● **WHAT IS REQUIRED**
Please copy every line of the data in which the string "Proveedores" appears.

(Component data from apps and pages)
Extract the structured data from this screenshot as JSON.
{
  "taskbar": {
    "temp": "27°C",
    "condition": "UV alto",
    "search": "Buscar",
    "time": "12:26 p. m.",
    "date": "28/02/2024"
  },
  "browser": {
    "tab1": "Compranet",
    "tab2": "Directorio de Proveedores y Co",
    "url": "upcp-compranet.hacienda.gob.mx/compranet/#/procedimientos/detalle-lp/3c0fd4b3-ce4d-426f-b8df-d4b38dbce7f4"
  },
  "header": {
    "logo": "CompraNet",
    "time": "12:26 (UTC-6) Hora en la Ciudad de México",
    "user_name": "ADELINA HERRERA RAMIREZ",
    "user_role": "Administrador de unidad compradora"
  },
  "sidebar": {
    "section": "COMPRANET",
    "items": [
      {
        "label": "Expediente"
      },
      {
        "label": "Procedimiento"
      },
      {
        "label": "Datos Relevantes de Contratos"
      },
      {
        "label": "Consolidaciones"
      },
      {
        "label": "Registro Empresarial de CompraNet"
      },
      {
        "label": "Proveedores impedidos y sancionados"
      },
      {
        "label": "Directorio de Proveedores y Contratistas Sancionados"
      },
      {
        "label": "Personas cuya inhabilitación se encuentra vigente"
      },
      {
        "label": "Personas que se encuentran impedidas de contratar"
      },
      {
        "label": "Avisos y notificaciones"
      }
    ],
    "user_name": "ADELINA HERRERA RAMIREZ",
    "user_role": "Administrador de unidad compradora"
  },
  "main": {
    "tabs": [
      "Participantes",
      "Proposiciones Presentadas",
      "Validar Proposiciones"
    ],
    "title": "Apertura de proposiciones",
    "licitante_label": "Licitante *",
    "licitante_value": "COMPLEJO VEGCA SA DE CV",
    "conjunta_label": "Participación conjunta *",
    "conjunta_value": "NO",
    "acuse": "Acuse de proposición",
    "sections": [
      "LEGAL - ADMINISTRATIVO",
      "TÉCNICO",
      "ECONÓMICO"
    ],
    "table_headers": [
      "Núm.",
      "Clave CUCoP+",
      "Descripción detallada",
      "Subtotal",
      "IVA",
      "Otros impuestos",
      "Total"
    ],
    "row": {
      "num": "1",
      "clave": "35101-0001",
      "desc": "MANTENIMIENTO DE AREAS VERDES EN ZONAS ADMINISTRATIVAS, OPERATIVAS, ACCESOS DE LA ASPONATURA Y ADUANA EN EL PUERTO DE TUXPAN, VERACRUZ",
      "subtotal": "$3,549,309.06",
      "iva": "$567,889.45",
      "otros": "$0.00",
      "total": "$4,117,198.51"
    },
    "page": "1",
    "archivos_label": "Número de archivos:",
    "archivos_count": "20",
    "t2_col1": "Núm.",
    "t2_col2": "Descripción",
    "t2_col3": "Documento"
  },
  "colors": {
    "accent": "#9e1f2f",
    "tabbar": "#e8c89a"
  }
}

● **RESPONSE BOX**
    "tab2": "Directorio de Proveedores y Co",
        "label": "Proveedores impedidos y sancionados"
        "label": "Directorio de Proveedores y Contratistas Sancionados"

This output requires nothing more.